- Rick Okraszewski: Training Director at the Carpenters Joint Training Fund
- Steve Columbus: Administrative Manager at Western PA Operating Engineers
- Jason Fincke: Executive Director at the Builders Guild of Western PA, Inc.
- Jill Valentine: Education Program Associate – Continuing Education at Penn State University
- John Goberish: Dean of Workforce and Continuing Education at Community College of Beaver County
- Jack Manning: Executive Director and President of Beaver County Chamber of Commerce
The Pennsylvania Auditor General’s focus is to audit the workforce within the state to ensure that as jobs are created within the state, the positions are filled by Pennsylvania residents. For this to be achieved, however, the residents must have the needed skill set to fill the positions. With the construction of the Shell Chemical ethane cracker plant in Potter Township to launch in January 2018, as many as 6,000 workers could be needed. The focus of the panel discussion was to understand the current programs available to ensure that Pennsylvanians will have opportunities in the upcoming job market.
Many opportunities exist for PA residents to receive the training needed to be considered for the upcoming construction and plant jobs. Local trade unions, the Community College of Beaver County (CCBC), and Penn State’s Department of Continuing Education all have programs in place to train Pennsylvania residents. CCBC is offering a two-year process technology degree to train individuals to become operators in the new Shell ethane cracker plant and well as at other local chemical manufacturers. Penn State Beaver offers a wide variety of courses including Supply Chain Management and Project Management Program for those working in industry to earn certifications and become more marketable. The Builders Guild represents all 16 building trades and has a free apprentice program that is paid for by the union. They have an annual operating budget of $30 million! The program requires 3-5 years to complete, but includes on the site job training. The Operating Engineers have two programs, each 4 years, that focus on training individuals to operate heavy equipment in the building, highway, energy and demolishing industries. They receive 800 applications for 60 available positions and train 200 apprentices at a time. The Carpenter Joint Training Fund focuses on pile drivers, highway construction, millwrights, and building construction and have over 1500 apprentices.

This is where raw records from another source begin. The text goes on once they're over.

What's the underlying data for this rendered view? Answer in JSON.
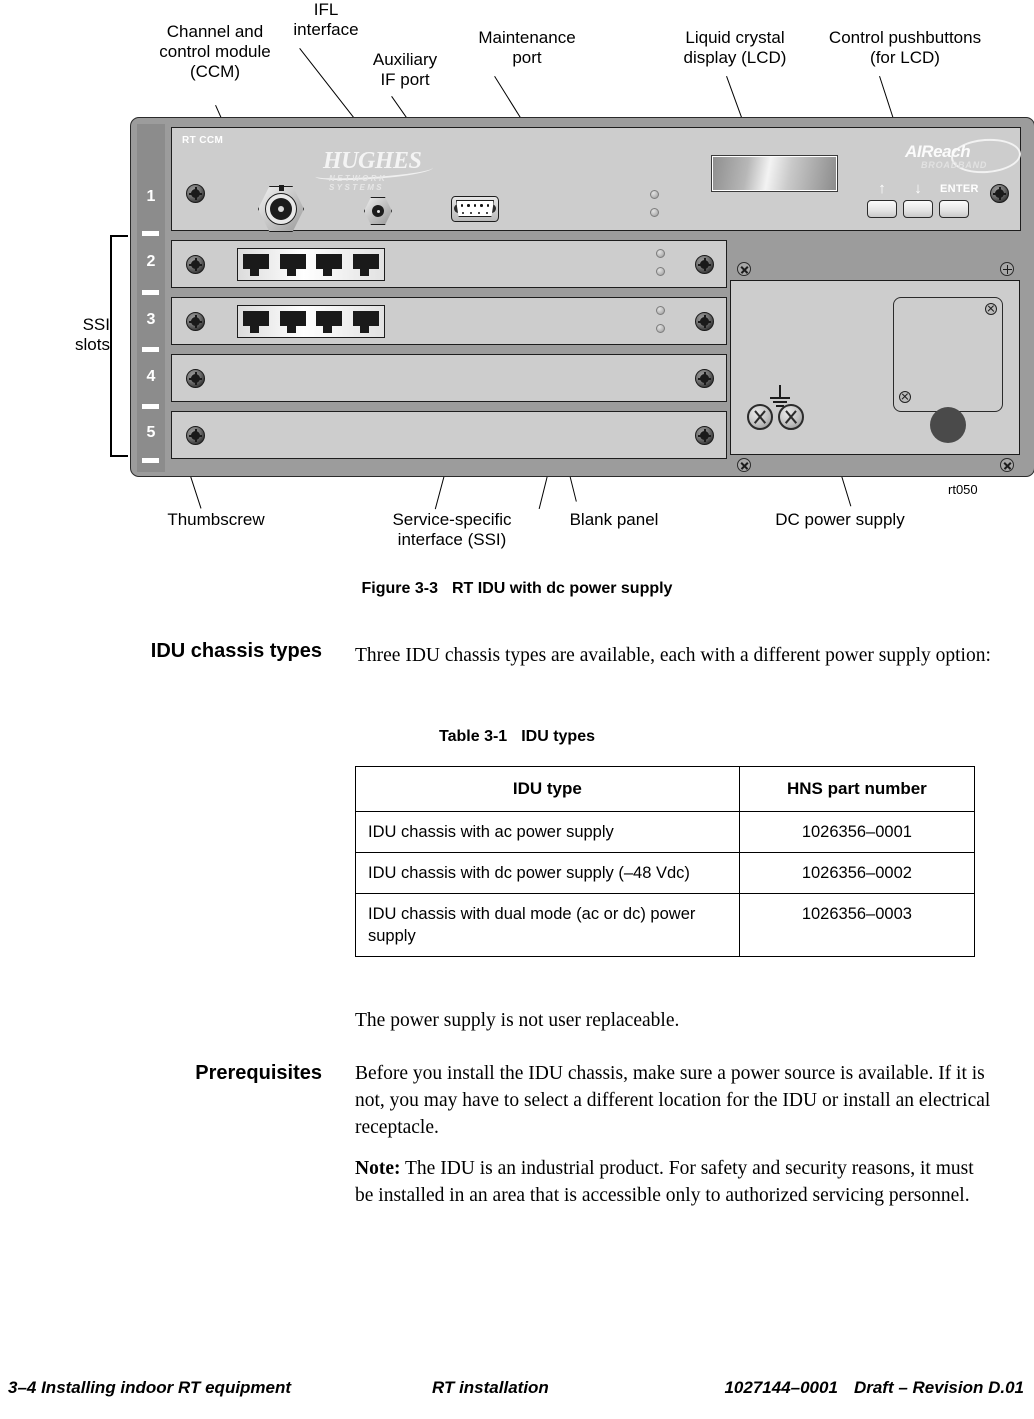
{
  "figure": {
    "caption_number": "Figure  3-3",
    "caption_text": "RT IDU with dc power supply",
    "figure_id": "rt050",
    "callouts": {
      "ccm": "Channel and\ncontrol module\n(CCM)",
      "ifl": "IFL\ninterface",
      "aux": "Auxiliary\nIF port",
      "maint": "Maintenance\nport",
      "lcd": "Liquid crystal\ndisplay (LCD)",
      "buttons": "Control pushbuttons\n(for LCD)",
      "thumbscrew": "Thumbscrew",
      "ssi": "Service-specific\ninterface (SSI)",
      "blank": "Blank panel",
      "dcpsu": "DC power supply",
      "ssi_slots": "SSI\nslots"
    },
    "chassis": {
      "ccm_label": "RT CCM",
      "hughes_logo": "HUGHES",
      "hughes_subtitle": "NETWORK SYSTEMS",
      "aireach_logo": "AIReach",
      "aireach_subtitle": "BROADBAND",
      "slot_numbers": [
        "1",
        "2",
        "3",
        "4",
        "5"
      ],
      "buttons": {
        "up": "↑",
        "down": "↓",
        "enter": "ENTER"
      }
    }
  },
  "sections": {
    "idu_chassis_types": {
      "heading": "IDU chassis types",
      "intro": "Three IDU chassis types are available, each with a different power supply option:",
      "after_table": "The power supply is not user replaceable."
    },
    "prerequisites": {
      "heading": "Prerequisites",
      "paragraph": "Before you install the IDU chassis, make sure a power source is available. If it is not, you may have to select a different location for the IDU or install an electrical receptacle.",
      "note_label": "Note:",
      "note_text": " The IDU is an industrial product. For safety and security reasons, it must be installed in an area that is accessible only to authorized servicing personnel."
    }
  },
  "table": {
    "title_number": "Table  3-1",
    "title_text": "IDU types",
    "headers": [
      "IDU type",
      "HNS part number"
    ],
    "rows": [
      {
        "type": "IDU chassis with ac power supply",
        "part": "1026356–0001"
      },
      {
        "type": "IDU chassis with dc power supply (–48 Vdc)",
        "part": "1026356–0002"
      },
      {
        "type": "IDU chassis with dual mode (ac or dc) power supply",
        "part": "1026356–0003"
      }
    ]
  },
  "footer": {
    "left": "3–4  Installing indoor RT equipment",
    "middle": "RT installation",
    "part_number": "1027144–0001",
    "revision": "Draft – Revision D.01"
  },
  "colors": {
    "chassis_frame": "#9c9c9c",
    "panel_face": "#cdcdcd",
    "rail": "#8c8c8c",
    "outline": "#1d1d1d",
    "text": "#000000"
  }
}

The Auditor General began the discussion regarding grant money. He questioned if the various educational organizations have applied to state and federal grants, and if so how was the process? Most of the unions have received grant money from the US Department of Labor, the National Science Foundation, and the PA Department of Labor, and did not have any issues regarding the process. The only issue presented is that the state grants are available through different agencies, and it would be easier if they were all associated with one state agency. The grant money received does not directly support the apprentice programs, but has been used to purchase training equipment and improve the training facilities. Most of the apprentice programs are paid directly by the union.

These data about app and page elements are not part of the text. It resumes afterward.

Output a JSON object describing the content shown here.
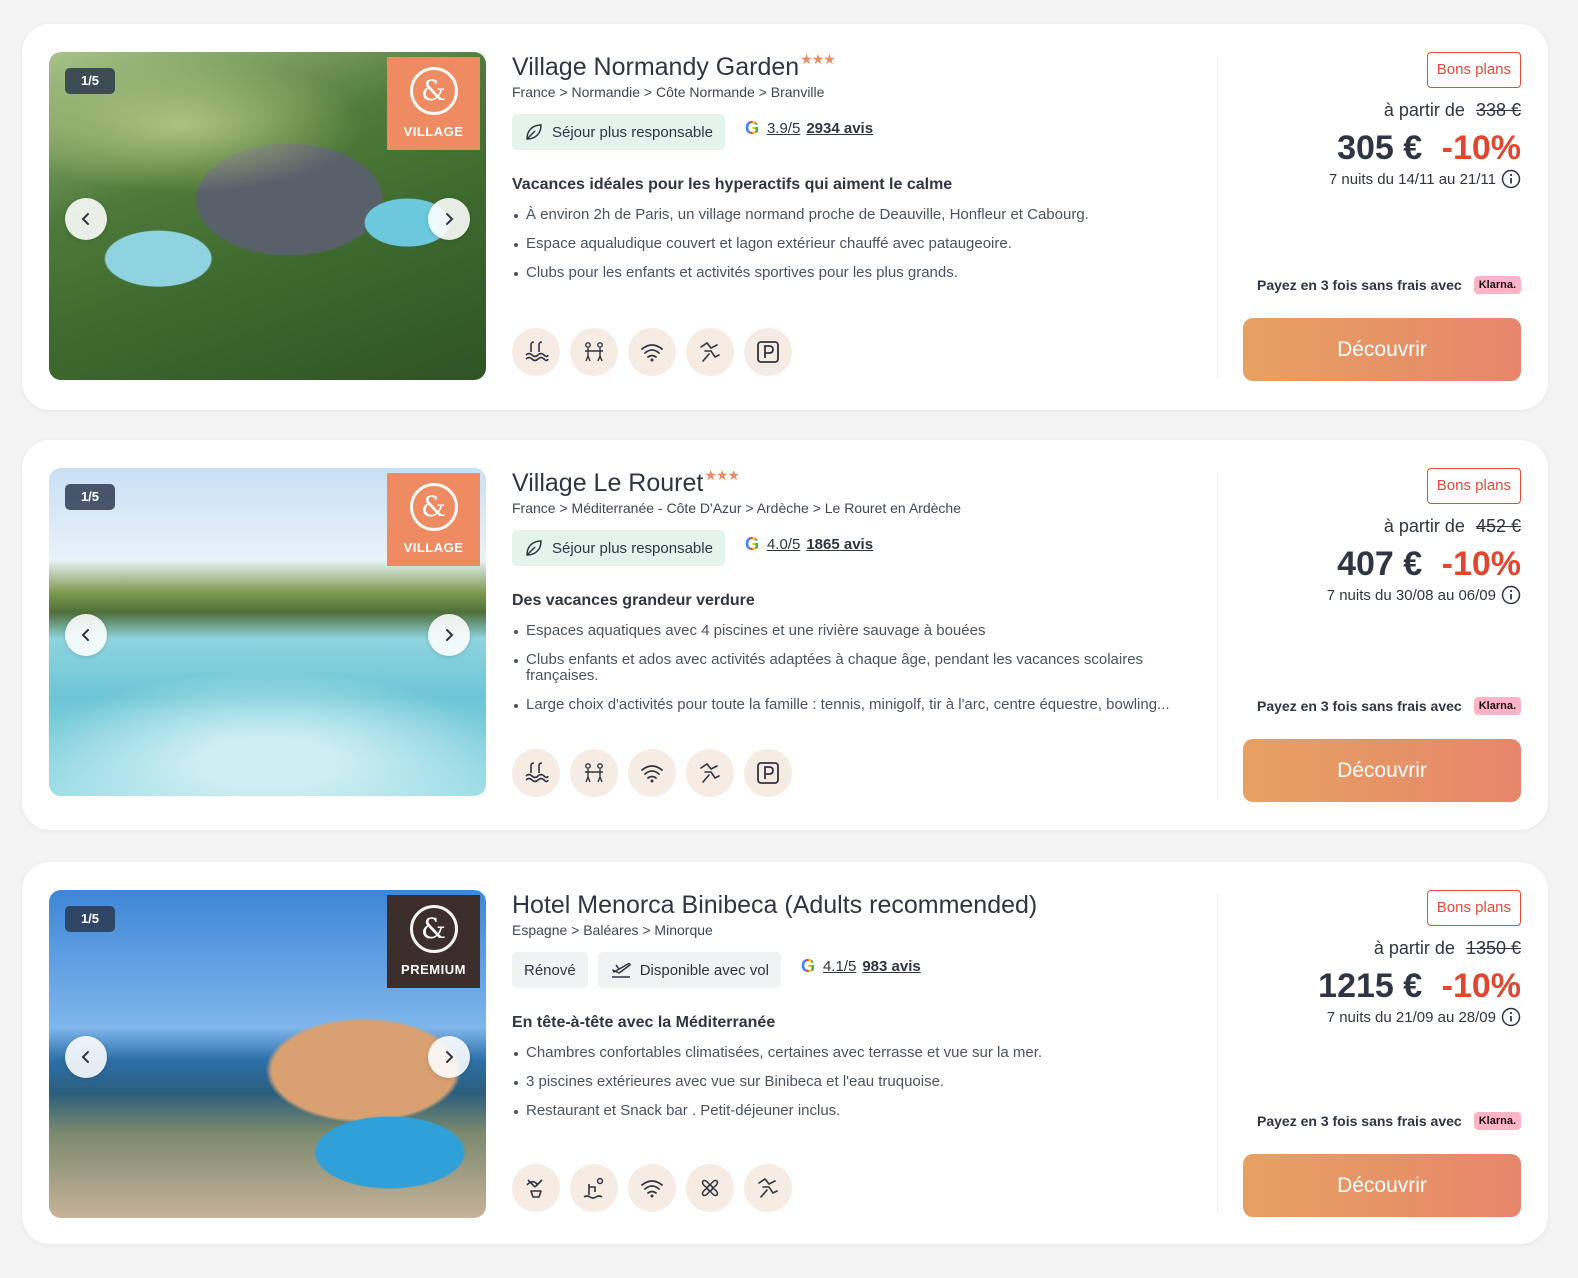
{
  "cards": [
    {
      "pager": "1/5",
      "brand": "VILLAGE",
      "title": "Village Normandy Garden",
      "stars": "★★★",
      "breadcrumb": "France > Normandie > Côte Normande > Branville",
      "tag1": "Séjour plus responsable",
      "rating_score": "3.9/5",
      "rating_count": "2934 avis",
      "headline": "Vacances idéales pour les hyperactifs qui aiment le calme",
      "bullets": [
        "À environ 2h de Paris, un village normand proche de Deauville, Honfleur et Cabourg.",
        "Espace aqualudique couvert et lagon extérieur chauffé avec pataugeoire.",
        "Clubs pour les enfants et activités sportives pour les plus grands."
      ],
      "amenities": [
        "pool-icon",
        "kids-club-icon",
        "wifi-icon",
        "activities-icon",
        "parking-icon"
      ],
      "deal": "Bons plans",
      "from_label": "à partir de",
      "old_price": "338 €",
      "price": "305 €",
      "discount": "-10%",
      "dates": "7 nuits du 14/11 au 21/11",
      "payment": "Payez en 3 fois sans frais avec",
      "klarna": "Klarna.",
      "cta": "Découvrir"
    },
    {
      "pager": "1/5",
      "brand": "VILLAGE",
      "title": "Village Le Rouret",
      "stars": "★★★",
      "breadcrumb": "France > Méditerranée - Côte D'Azur > Ardèche > Le Rouret en Ardèche",
      "tag1": "Séjour plus responsable",
      "rating_score": "4.0/5",
      "rating_count": "1865 avis",
      "headline": "Des vacances grandeur verdure",
      "bullets": [
        "Espaces aquatiques avec 4 piscines et une rivière sauvage à bouées",
        "Clubs enfants et ados avec activités adaptées à chaque âge, pendant les vacances scolaires françaises.",
        "Large choix d'activités pour toute la famille : tennis, minigolf, tir à l'arc, centre équestre, bowling..."
      ],
      "amenities": [
        "pool-icon",
        "kids-club-icon",
        "wifi-icon",
        "activities-icon",
        "parking-icon"
      ],
      "deal": "Bons plans",
      "from_label": "à partir de",
      "old_price": "452 €",
      "price": "407 €",
      "discount": "-10%",
      "dates": "7 nuits du 30/08 au 06/09",
      "payment": "Payez en 3 fois sans frais avec",
      "klarna": "Klarna.",
      "cta": "Découvrir"
    },
    {
      "pager": "1/5",
      "brand": "PREMIUM",
      "title": "Hotel Menorca Binibeca (Adults recommended)",
      "stars": "",
      "breadcrumb": "Espagne > Baléares > Minorque",
      "tag_renove": "Rénové",
      "tag_flight": "Disponible avec vol",
      "rating_score": "4.1/5",
      "rating_count": "983 avis",
      "headline": "En tête-à-tête avec la Méditerranée",
      "bullets": [
        "Chambres confortables climatisées, certaines avec terrasse et vue sur la mer.",
        "3 piscines extérieures avec vue sur Binibeca et l'eau truquoise.",
        "Restaurant et Snack bar . Petit-déjeuner inclus."
      ],
      "amenities": [
        "restaurant-icon",
        "beach-icon",
        "wifi-icon",
        "air-conditioning-icon",
        "activities-icon"
      ],
      "deal": "Bons plans",
      "from_label": "à partir de",
      "old_price": "1350 €",
      "price": "1215 €",
      "discount": "-10%",
      "dates": "7 nuits du 21/09 au 28/09",
      "payment": "Payez en 3 fois sans frais avec",
      "klarna": "Klarna.",
      "cta": "Découvrir"
    }
  ],
  "colors": {
    "accent": "#ee8b62",
    "discount": "#e0472f",
    "badge": "#e24a3c",
    "cta_start": "#e6a162",
    "cta_end": "#e7866b",
    "responsible_bg": "#e3f4ec",
    "klarna_bg": "#ffb3c7"
  }
}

The requirements to enter the apprentice programs was also reviewed. Requirements for the candidates may vary slightly, but typically are that they must be 18 years of age, have a high school diploma or GED, pass a drug test, have a valid driver’s license, and have access to a vehicle. In the midst of a national drug epidemic, the Auditor General questioned the difficulty of candidates passing the drug-free criteria. Most trade union representatives indicated that it is not a significant problem because those with drug issues do not seem to apply for the program. The bigger issues, however, is having a valid driver’s license and access to a vehicle. The need for transportation affects each community differently. Mayor Walker from Aliquippa indicated his concern that his community will miss valuable training and job opportunities because many in his community do not have access to transportation. He called for a re-examination of revoked driver’s licenses and a return of more ‘Bread and Butter’ licenses that remove driving restrictions for work purposes.
The significance of the opportunities that lie ahead are that the jobs that will be created will have salaries of $40,000 – $60,000 a year, which are family-sustaining jobs. It is a real opportunity for growth in the county.

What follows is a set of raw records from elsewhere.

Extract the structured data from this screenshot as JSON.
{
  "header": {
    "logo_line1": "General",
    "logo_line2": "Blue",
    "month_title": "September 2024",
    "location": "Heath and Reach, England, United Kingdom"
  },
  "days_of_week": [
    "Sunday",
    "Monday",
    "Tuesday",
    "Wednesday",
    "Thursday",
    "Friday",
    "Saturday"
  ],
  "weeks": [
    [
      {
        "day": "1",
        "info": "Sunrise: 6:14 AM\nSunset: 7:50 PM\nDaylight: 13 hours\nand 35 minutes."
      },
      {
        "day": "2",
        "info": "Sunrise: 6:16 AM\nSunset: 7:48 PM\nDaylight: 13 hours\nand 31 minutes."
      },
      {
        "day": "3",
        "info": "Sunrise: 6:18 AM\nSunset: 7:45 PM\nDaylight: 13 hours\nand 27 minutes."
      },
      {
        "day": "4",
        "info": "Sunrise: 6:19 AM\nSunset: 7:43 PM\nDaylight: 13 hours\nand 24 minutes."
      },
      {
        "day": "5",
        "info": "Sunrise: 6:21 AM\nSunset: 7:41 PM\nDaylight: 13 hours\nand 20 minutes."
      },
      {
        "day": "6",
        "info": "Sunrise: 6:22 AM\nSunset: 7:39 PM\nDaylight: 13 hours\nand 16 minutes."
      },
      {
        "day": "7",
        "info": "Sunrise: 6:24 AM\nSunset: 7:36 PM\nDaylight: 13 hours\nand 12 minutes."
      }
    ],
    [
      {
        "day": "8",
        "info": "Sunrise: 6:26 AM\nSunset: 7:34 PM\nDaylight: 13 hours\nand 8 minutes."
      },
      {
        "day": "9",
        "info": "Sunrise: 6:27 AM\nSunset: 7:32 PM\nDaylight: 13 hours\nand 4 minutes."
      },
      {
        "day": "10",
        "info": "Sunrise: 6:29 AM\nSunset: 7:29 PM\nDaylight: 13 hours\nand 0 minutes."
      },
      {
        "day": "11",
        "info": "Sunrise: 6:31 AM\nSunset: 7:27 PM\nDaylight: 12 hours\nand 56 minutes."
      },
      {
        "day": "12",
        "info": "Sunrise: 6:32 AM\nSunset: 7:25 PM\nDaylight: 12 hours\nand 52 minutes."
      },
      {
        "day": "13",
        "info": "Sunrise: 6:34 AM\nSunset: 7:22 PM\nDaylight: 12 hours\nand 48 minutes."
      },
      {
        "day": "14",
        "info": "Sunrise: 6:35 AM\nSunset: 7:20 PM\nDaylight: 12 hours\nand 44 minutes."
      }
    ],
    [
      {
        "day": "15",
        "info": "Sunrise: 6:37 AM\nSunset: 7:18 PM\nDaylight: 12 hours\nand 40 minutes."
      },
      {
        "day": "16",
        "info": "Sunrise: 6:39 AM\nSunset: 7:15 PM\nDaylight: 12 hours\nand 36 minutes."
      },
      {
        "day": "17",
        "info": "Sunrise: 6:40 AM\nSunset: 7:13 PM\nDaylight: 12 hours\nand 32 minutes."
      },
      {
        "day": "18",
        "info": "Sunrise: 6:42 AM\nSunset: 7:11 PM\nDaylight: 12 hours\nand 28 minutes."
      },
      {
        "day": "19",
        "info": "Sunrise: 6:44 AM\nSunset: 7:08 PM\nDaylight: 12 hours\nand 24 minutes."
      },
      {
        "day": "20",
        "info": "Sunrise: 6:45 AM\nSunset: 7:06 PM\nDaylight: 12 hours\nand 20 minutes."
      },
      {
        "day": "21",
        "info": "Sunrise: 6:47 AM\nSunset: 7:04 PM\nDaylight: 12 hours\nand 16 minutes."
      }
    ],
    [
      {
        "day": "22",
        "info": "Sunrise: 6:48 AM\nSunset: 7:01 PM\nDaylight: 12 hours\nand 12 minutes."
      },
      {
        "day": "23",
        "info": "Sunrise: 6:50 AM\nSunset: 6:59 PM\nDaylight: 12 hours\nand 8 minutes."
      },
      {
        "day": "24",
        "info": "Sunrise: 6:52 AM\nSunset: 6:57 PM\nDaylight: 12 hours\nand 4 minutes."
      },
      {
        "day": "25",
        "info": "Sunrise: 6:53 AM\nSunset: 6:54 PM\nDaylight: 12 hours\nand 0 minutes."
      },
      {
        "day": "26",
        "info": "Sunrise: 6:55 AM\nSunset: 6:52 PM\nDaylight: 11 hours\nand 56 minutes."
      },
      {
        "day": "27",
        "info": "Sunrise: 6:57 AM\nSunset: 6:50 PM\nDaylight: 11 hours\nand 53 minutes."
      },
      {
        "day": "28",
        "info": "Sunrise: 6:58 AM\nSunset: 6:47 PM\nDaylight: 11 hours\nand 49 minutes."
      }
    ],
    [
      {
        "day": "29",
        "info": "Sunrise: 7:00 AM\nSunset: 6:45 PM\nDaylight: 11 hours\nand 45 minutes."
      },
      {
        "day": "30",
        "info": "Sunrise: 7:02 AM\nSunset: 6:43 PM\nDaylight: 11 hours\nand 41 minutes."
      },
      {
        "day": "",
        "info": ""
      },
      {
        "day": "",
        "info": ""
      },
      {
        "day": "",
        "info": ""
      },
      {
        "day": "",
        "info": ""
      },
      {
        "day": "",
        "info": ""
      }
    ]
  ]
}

But what happens to all of the trained residents once construction of the massive plant is complete? It is believed that new construction of facilities that support the chemical industry will develop in coming years, and therefore keep the workforce employed in the region.